What feels like a treat that isn’t going to set you back? When I first started exercising, I allowed myself to watch WHATEVER HORRIBLE MIND ROTTING CRAP I wanted as long as I did it while power walking on a treadmill. I caught every paternity test on Maury Pauvich and furtively turned up the volume on Grease 2. Now I exercise because it makes me feel amazing immediately afterwards but that wasn’t always the case. It used to totally suck. But it definitely sucked less when there were exciting moments like this:
A good reward should be:
1. Something you can deliver during or immediately after: Promising yourself an afternoon nap for going to Bootcamp won’t feel satisfying at 7am.
2. Something real: You can congratulate yourself internally but it’s better if you physically check off a box or toot your horn on Facebook or high 5 a friend)
3. Something you actually like: If you try rewarding yourself with a kale smoothie your brain will probably call bullshit.
Only you know what will make you feel rewarded, but here are some ideas:
- Download new music
- Use an app that tracks your progress and (even better) posts it for social accountability
- Make the exercise social by involving friends

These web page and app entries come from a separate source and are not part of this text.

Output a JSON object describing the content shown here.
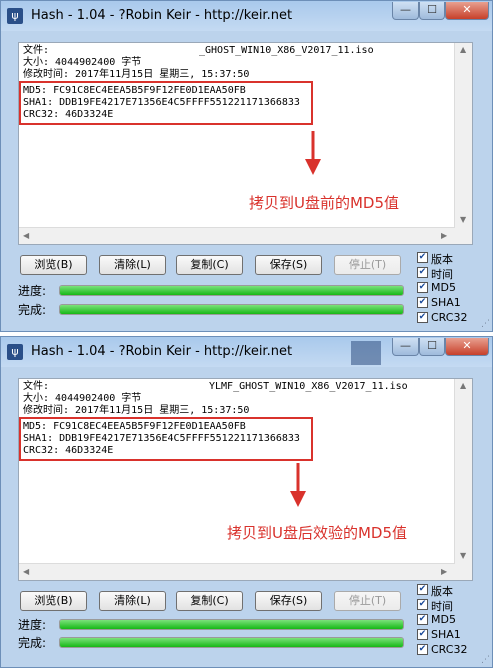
{
  "colors": {
    "annotation": "#d9322c",
    "progress": "#16b816",
    "titlebar": "#b7d1ef"
  },
  "windows": [
    {
      "title": "Hash - 1.04 - ?Robin Keir - http://keir.net",
      "output": {
        "file_label": "文件:",
        "file_name": "_GHOST_WIN10_X86_V2017_11.iso",
        "size_line": "大小: 4044902400 字节",
        "modified_line": "修改时间: 2017年11月15日 星期三, 15:37:50",
        "md5_line": "MD5: FC91C8EC4EEA5B5F9F12FE0D1EAA50FB",
        "sha1_line": "SHA1: DDB19FE4217E71356E4C5FFFF551221171366833",
        "crc32_line": "CRC32: 46D3324E"
      },
      "annotation": "拷贝到U盘前的MD5值",
      "buttons": [
        "浏览(B)",
        "清除(L)",
        "复制(C)",
        "保存(S)",
        "停止(T)"
      ],
      "progress_label": "进度:",
      "complete_label": "完成:",
      "progress": 1.0,
      "complete": 1.0,
      "options": [
        "版本",
        "时间",
        "MD5",
        "SHA1",
        "CRC32"
      ]
    },
    {
      "title": "Hash - 1.04 - ?Robin Keir - http://keir.net",
      "output": {
        "file_label": "文件:",
        "file_name": "YLMF_GHOST_WIN10_X86_V2017_11.iso",
        "size_line": "大小: 4044902400 字节",
        "modified_line": "修改时间: 2017年11月15日 星期三, 15:37:50",
        "md5_line": "MD5: FC91C8EC4EEA5B5F9F12FE0D1EAA50FB",
        "sha1_line": "SHA1: DDB19FE4217E71356E4C5FFFF551221171366833",
        "crc32_line": "CRC32: 46D3324E"
      },
      "annotation": "拷贝到U盘后效验的MD5值",
      "buttons": [
        "浏览(B)",
        "清除(L)",
        "复制(C)",
        "保存(S)",
        "停止(T)"
      ],
      "progress_label": "进度:",
      "complete_label": "完成:",
      "progress": 1.0,
      "complete": 1.0,
      "options": [
        "版本",
        "时间",
        "MD5",
        "SHA1",
        "CRC32"
      ]
    }
  ]
}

- Allow yourself 10 mins in the sauna in your gym or a quiet sit on a park bench after your run
- Some guilt-free online window shopping/Pinterest browsing
- Alone time with a great book
- A Skype with a long distance friend
- Invest in a Fitbit or some other cool gear
Now that you’ve figured out your reward, you have your custom designed Healthy Habit Loop!
What are you going to use?